At the other end of the Black Inc. price spectrum are the SuperSix Evo Black Inc. (above) and the Slice Hi-Mod Black Inc. TT/triathlon bike (below).
The SuperSix Evo comes in at $12,790 with mechanical Dura-Ace 9000, ENVE Smart 4.5 tubulars built on Chris King hubs with Schwalbe One 700×24 tires, an ENVE Smart SES aero handlebar and carbon stem and Cannondale SAVE carbon seatpost, Fizik Arione 00 full carbon saddle and SiSL2 cranks.
The Slice Hi-Mod Black Inc. is a bit lower at $10,660 with Dura-Ace Di2 shifted by their TT bar end button pods, Mavic CXR60 carbon wheels and Schwalbe One 700×25 tires, FSA Vision carbon base bar with Trimax aero extensions and OS98 stem, Fizik Arione TriTone saddle and SiSL2 crank arms mated to Vision Trimax 53/39 rings.
Here’s Andrew Talansky’s (USA, obviously, Cannondale-Garmin team) Tour de France Slice.
Check out more Cannondale-Garmin team bikes from this year’s Tour de France here.
The SuperX cyclocross line doesn’t change, but the bikes do see spec updates to keep them timely.
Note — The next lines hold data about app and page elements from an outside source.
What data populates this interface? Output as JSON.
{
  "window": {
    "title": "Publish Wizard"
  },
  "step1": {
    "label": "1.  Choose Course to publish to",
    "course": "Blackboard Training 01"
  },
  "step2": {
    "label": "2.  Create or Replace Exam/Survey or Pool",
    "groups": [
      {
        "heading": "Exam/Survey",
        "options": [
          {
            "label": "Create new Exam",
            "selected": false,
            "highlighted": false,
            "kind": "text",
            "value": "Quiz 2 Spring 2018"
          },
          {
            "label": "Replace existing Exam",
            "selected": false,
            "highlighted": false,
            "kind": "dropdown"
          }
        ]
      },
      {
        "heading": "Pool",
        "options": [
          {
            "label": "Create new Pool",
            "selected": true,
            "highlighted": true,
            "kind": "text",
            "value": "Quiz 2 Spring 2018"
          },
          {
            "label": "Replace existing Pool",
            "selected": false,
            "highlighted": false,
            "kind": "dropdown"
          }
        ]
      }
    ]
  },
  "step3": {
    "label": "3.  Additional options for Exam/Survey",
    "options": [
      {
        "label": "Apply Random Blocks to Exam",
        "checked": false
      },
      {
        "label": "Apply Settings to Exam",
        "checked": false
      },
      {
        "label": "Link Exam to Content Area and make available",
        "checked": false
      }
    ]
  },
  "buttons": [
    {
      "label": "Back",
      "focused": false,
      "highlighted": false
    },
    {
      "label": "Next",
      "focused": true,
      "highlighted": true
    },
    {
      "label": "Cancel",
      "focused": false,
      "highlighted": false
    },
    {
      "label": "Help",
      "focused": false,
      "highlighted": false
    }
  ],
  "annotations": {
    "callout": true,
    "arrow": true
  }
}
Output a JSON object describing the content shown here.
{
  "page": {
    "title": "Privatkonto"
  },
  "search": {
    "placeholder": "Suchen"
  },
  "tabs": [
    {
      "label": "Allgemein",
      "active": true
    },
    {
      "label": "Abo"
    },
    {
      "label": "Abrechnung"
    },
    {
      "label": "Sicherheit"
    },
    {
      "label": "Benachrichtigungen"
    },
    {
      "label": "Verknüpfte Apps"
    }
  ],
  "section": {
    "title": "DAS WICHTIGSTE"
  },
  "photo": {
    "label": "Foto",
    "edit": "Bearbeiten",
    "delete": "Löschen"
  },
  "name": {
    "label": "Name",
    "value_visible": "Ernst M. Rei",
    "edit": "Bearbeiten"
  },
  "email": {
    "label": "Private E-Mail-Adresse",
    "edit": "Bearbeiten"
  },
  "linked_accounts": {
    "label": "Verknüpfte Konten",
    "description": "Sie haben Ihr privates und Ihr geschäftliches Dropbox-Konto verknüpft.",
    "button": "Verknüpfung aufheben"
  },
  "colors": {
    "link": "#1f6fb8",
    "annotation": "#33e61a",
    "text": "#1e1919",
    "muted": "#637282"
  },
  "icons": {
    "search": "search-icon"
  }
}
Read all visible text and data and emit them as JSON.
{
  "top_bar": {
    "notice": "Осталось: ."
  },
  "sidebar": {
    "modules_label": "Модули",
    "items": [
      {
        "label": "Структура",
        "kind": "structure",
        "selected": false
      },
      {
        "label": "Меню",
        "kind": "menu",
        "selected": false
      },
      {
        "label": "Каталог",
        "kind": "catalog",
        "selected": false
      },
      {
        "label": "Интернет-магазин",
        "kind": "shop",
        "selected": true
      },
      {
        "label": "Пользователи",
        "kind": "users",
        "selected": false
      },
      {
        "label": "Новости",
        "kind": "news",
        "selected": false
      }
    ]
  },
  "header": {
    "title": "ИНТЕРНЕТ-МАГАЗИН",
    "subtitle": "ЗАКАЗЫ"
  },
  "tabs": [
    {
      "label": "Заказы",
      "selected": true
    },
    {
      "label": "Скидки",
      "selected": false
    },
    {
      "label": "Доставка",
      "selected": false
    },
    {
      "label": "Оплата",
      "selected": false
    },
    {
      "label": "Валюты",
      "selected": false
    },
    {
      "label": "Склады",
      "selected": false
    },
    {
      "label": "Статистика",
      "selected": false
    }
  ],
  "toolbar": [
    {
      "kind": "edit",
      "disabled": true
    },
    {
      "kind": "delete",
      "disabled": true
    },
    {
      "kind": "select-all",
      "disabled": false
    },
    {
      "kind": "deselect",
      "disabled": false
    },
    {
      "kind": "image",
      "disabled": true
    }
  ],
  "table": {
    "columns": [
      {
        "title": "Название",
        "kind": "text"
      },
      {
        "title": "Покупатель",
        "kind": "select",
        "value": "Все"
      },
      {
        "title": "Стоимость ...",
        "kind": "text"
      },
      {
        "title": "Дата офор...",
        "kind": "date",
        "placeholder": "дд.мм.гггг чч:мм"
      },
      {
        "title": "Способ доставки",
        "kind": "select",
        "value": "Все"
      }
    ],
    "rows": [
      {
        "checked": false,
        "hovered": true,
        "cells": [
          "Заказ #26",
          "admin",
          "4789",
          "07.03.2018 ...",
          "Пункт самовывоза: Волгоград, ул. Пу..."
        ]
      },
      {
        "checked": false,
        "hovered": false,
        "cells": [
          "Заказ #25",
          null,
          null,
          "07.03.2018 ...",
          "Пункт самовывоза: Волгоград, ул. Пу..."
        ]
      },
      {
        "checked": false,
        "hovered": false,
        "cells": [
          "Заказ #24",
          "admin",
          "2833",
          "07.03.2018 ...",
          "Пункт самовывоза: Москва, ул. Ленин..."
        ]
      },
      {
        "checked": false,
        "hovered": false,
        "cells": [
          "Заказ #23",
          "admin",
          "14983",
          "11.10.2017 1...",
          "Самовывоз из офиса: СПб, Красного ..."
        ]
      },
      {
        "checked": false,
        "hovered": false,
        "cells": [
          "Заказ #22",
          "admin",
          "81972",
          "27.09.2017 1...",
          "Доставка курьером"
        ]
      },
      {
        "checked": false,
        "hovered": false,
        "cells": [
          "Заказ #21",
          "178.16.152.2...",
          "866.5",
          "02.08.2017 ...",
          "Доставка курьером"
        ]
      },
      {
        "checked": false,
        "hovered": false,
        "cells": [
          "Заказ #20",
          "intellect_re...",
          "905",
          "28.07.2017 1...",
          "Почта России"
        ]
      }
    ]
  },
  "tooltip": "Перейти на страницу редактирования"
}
The top of the line Hi-Mod CX1 uses the Wolf Tooth Components narrow-wide chainring on Si cranks with an otherwise SRAM CX1 build, Stan’s Grail Team wheels with Schwalbe OneX 33c tires and Cannondale alloy cockpit with Fabric saddle. Retail is $5,330. Below it are a Rival 1×11 build for $2,660, Ultegra 2×11 for $3,730 and 105 2×11 for $2,980. All are carbon with their BallisTec fibers to toughen ’em up, but only the top model gets the lightest Hi-Mod frame. For fans of alloy, the CAADX bikes come in four different builds, all with double chainring setups, ranging from Ultegra at $2,130 down to Sora for just $1,080…all with disc brakes, no more cantilevers anywhere in the CX lineup from Cannondale.
Closeup of the Wolf Tooth Components narrow/wide chainring for Hollowgram cranksets. Check the full story on it here.
Of all the bikes Cannondale launched this year, none was more hyped or intriguing than the gravel/adventure tuned Slate. Similar to their FS-i hardtail, it uses flattened SAVE seat- and chainstays along with big, fat 650B tires inside a frame that’s sized like a road bike. That gives it the speed to keep up on the pavement and the traction and cush to tame anything else.
We’ve covered it extensively here, here and here, but the basics are: All new Lefty Oliver with 30mm travel and 650B wheels with geometry for all-day riding on rough surfaces. The top model is the Slate CX1, which gets the purple anodized cranks and hubs and a new narrow/wide 1x Spidering. Retail is $4,260 with a custom 42mm wide tire made for them by Panaracer. Below that is the Ultegra bike for $3,250 and a 105 build for $2,980.